Block Shop makes its heirloom textiles by hand in small batches in Bagru, India, using traditional Indian techniques that date back several centuries. Every year, the company invests 5% of its profits to a different social mission – so far, it has launched mobile medical clinics to provide 250 primary care check-ups and 68 pairs of glasses for those with impaired vision, and it has installed 18 water filters and tanks in co-op members' homes to eradicate waterborne illness. Next up is an initiative dedicated to women's health.
To Buy: Clare V. x Every Mother Counts Flat Clutch ($260); made in LA
Every Mother Counts backs maternal health programs around the globe through fundraising and education, fighting for safe pregnancy and childbirth for mothers near and far. Handbag designer Clare V. has partnered with the nonprofit on a special collection, with a portion of net proceeds going towards the organization's impactful work.
To Buy: Dumye Dolls ($168); made in the UAE
These adorable dolls come in chic outfits with options to personalize skin tone, eye and hair color, and even hair style. With every unique purchase, Dumye gives a doll to an orphaned or vulnerable child who might have lost his or her parents to war, disease or other global tragedy. The company also offers a hands-on art workshop for the at-risk kids, where they are allowed to reflect, process their experiences and exercise creative control. One more special touch: every doll includes a "Purpose Pocket" holding a blank bit of cloth, which gifters or recipients can inscribe with affirmations or wise words to encourage little ones to do good in the world, too.
To Buy: Coffee Pour Over Set by Jane & William Home ($120); made in New York
Nonprofit Kiva engages monetary contributors as lenders to people in poverty, so the beneficiaries can start businesses, attend school or otherwise gain access to increased opportunities for survival and success. New ceramics brand Jane & William Home has partnered with the organization to put 100% of its profits towards micro-loans for small businesses around the world, empowering other makers to make (and make change).

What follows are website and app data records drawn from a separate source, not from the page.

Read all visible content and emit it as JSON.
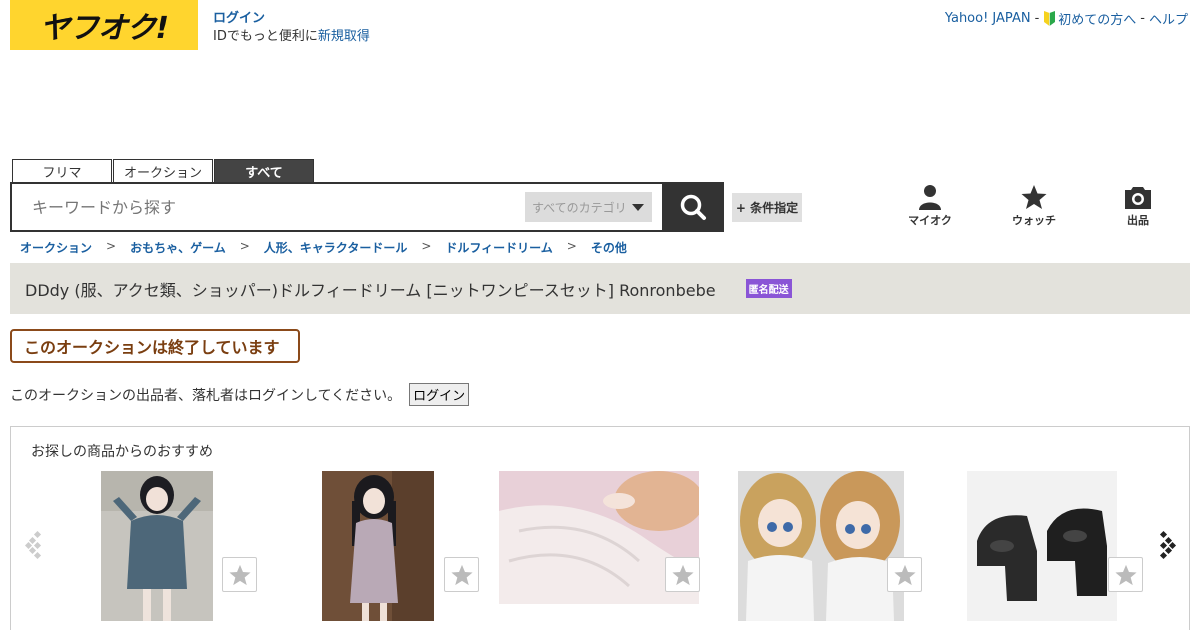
{
  "header": {
    "logo_text": "ヤフオク!",
    "login_label": "ログイン",
    "id_prompt": "IDでもっと便利に",
    "signup_label": "新規取得",
    "yahoo_japan": "Yahoo! JAPAN",
    "first_time": "初めての方へ",
    "help": "ヘルプ",
    "separator": "-"
  },
  "tabs": [
    {
      "label": "フリマ",
      "active": false
    },
    {
      "label": "オークション",
      "active": false
    },
    {
      "label": "すべて",
      "active": true
    }
  ],
  "search": {
    "placeholder": "キーワードから探す",
    "category": "すべてのカテゴリ",
    "conditions_label": "+ 条件指定"
  },
  "nav": {
    "my_auction": "マイオク",
    "watch": "ウォッチ",
    "sell": "出品"
  },
  "breadcrumb": [
    "オークション",
    "おもちゃ、ゲーム",
    "人形、キャラクタードール",
    "ドルフィードリーム",
    "その他"
  ],
  "breadcrumb_sep": ">",
  "item": {
    "title": "DDdy (服、アクセ類、ショッパー)ドルフィードリーム [ニットワンピースセット] Ronronbebe",
    "badge": "匿名配送",
    "ended_message": "このオークションは終了しています",
    "login_message": "このオークションの出品者、落札者はログインしてください。",
    "login_button": "ログイン"
  },
  "recommend": {
    "heading": "お探しの商品からのおすすめ",
    "items": [
      {
        "alt": "blue-knit-dress-doll"
      },
      {
        "alt": "lavender-knit-dress-doll"
      },
      {
        "alt": "white-lace-dress-doll"
      },
      {
        "alt": "two-dolls-white-outfits"
      },
      {
        "alt": "black-platform-shoes"
      }
    ]
  },
  "colors": {
    "brand_yellow": "#ffd52e",
    "link_blue": "#1a5fa0",
    "title_bar": "#e3e2dc",
    "ended_brown": "#8b4a1a",
    "badge_purple": "#8a55d6"
  }
}
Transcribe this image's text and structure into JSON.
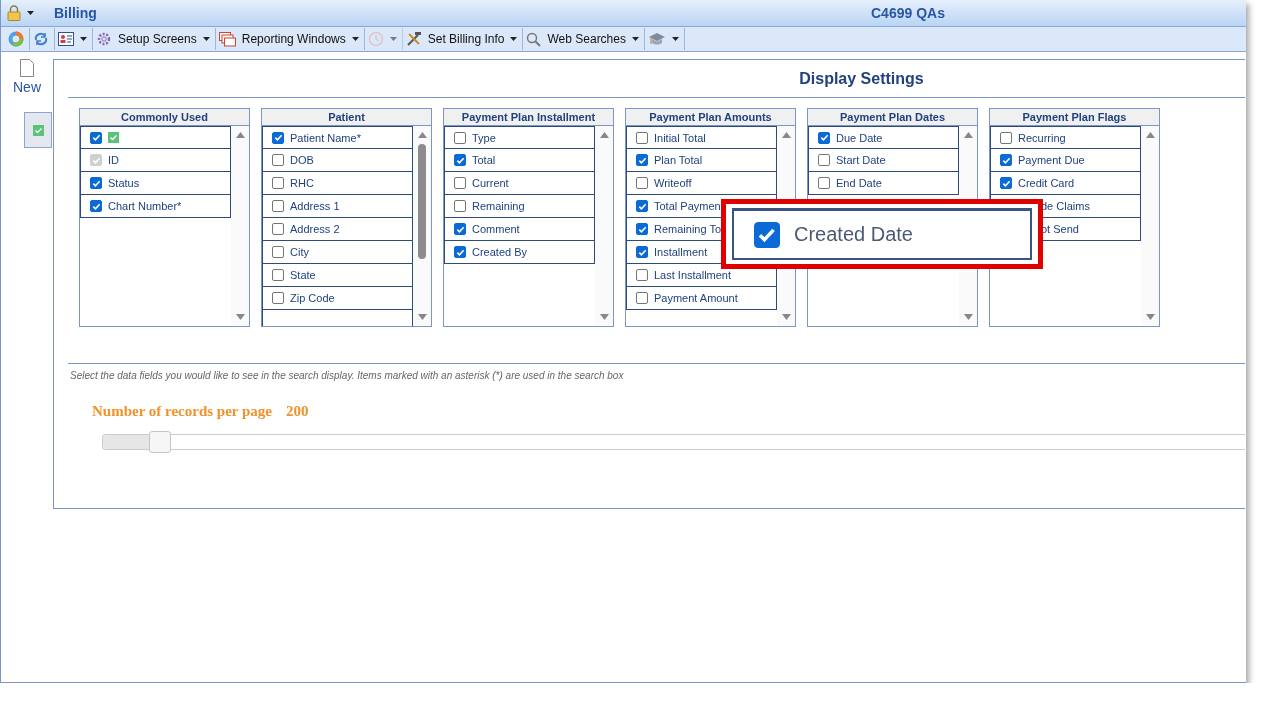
{
  "window": {
    "title": "Billing",
    "context": "C4699 QAs"
  },
  "toolbar": [
    {
      "kind": "icon"
    },
    {
      "kind": "icon"
    },
    {
      "kind": "menu"
    },
    {
      "kind": "menu",
      "label": "Setup Screens"
    },
    {
      "kind": "menu",
      "label": "Reporting Windows"
    },
    {
      "kind": "menu",
      "disabled": true
    },
    {
      "kind": "menu",
      "label": "Set Billing Info"
    },
    {
      "kind": "menu",
      "label": "Web Searches"
    },
    {
      "kind": "menu"
    }
  ],
  "new_button": {
    "label": "New"
  },
  "heading": "Display Settings",
  "lists": [
    {
      "title": "Commonly Used",
      "scrollable": false,
      "items": [
        {
          "kind": "icon",
          "checked": true
        },
        {
          "label": "ID",
          "checked": true,
          "disabled": true
        },
        {
          "label": "Status",
          "checked": true
        },
        {
          "label": "Chart Number*",
          "checked": true
        }
      ]
    },
    {
      "title": "Patient",
      "scrollable": true,
      "items": [
        {
          "label": "Patient Name*",
          "checked": true
        },
        {
          "label": "DOB",
          "checked": false
        },
        {
          "label": "RHC",
          "checked": false
        },
        {
          "label": "Address 1",
          "checked": false
        },
        {
          "label": "Address 2",
          "checked": false
        },
        {
          "label": "City",
          "checked": false
        },
        {
          "label": "State",
          "checked": false
        },
        {
          "label": "Zip Code",
          "checked": false
        },
        {
          "kind": "cut"
        }
      ]
    },
    {
      "title": "Payment Plan Installment",
      "scrollable": false,
      "items": [
        {
          "label": "Type",
          "checked": false
        },
        {
          "label": "Total",
          "checked": true
        },
        {
          "label": "Current",
          "checked": false
        },
        {
          "label": "Remaining",
          "checked": false
        },
        {
          "label": "Comment",
          "checked": true
        },
        {
          "label": "Created By",
          "checked": true
        }
      ]
    },
    {
      "title": "Payment Plan Amounts",
      "scrollable": false,
      "items": [
        {
          "label": "Initial Total",
          "checked": false
        },
        {
          "label": "Plan Total",
          "checked": true
        },
        {
          "label": "Writeoff",
          "checked": false
        },
        {
          "label": "Total Paymen",
          "checked": true
        },
        {
          "label": "Remaining To",
          "checked": true
        },
        {
          "label": "Installment",
          "checked": true
        },
        {
          "label": "Last Installment",
          "checked": false
        },
        {
          "label": "Payment Amount",
          "checked": false
        }
      ]
    },
    {
      "title": "Payment Plan Dates",
      "scrollable": false,
      "items": [
        {
          "label": "Due Date",
          "checked": true
        },
        {
          "label": "Start Date",
          "checked": false
        },
        {
          "label": "End Date",
          "checked": false
        }
      ]
    },
    {
      "title": "Payment Plan Flags",
      "scrollable": false,
      "items": [
        {
          "label": "Recurring",
          "checked": false
        },
        {
          "label": "Payment Due",
          "checked": true
        },
        {
          "label": "Credit Card",
          "checked": true
        },
        {
          "kind": "covered",
          "label": "de Claims"
        },
        {
          "kind": "covered",
          "label": "ot Send"
        }
      ]
    }
  ],
  "callout": {
    "label": "Created Date",
    "checked": true
  },
  "hint": "Select the data fields you would like to see in the search display. Items marked with an asterisk (*) are used in the search box",
  "records": {
    "label": "Number of records per page",
    "value": "200",
    "level": 0.05
  }
}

To Buy: "The Daily" Tote by Feed Projects ($75); made in audited factories all over the world
FEED uses environmentally friendly (and ideally organic) fabrics to produce its bags and other fashion items in fair-labor factories, providing sustainable jobs in Colombia, Guatemala, Haiti and more. When the items are sold, the company contributes meals to the underserved countries where they were made. A purchase of a simple canvas bag like this one provides 50 school meals for children across continents.
To Buy: Blueberry Earrings by GAIA for Women ($125); made in Texas
GAIA employs female refugees in Dallas, Texas to create vibrant accessories by hand with vintage and sustainable materials. You can get to know the employees and their inspiring stories in their bio's on GAIA's site – the company offers all of them a living wage and job development to foster their financial independence. Even the name GAIA means "Goddess of the Earth," intended to honor women everywhere.
To Buy: Uzma Recycled Cotton Journal by Paisley & Sparrow ($11)
Paisley & Sparrow's online marketplace includes a curated selection of products created in partnership with social justice organizations and nonprofits around the world, whether combatting sex trafficking or offering medical care for those with HIV. Customers can shop with specific causes in mind, or simply choose one of the elegant gift items with the knowledge that it's tied to a meaningful purpose.
To Buy: Transit Issue Key Chain by Apolis ($28)
Apolis coined the phrase "Advocacy Through Industry" to describe its business model, which aims to provide international access to a united global marketplace – this way, those in developing countries have increased opportunities to thrive. The Certified B Corporation pairs business and social change as collaborative entities, positioning its customers as "benefactors" who intentionally empower marginalized communities with their purchases. The apparel and accessories are co-designed with artisans around the world and ethically made in limited runs.
p.s. For more ways to give back, look no further: these 20 organizations need your support.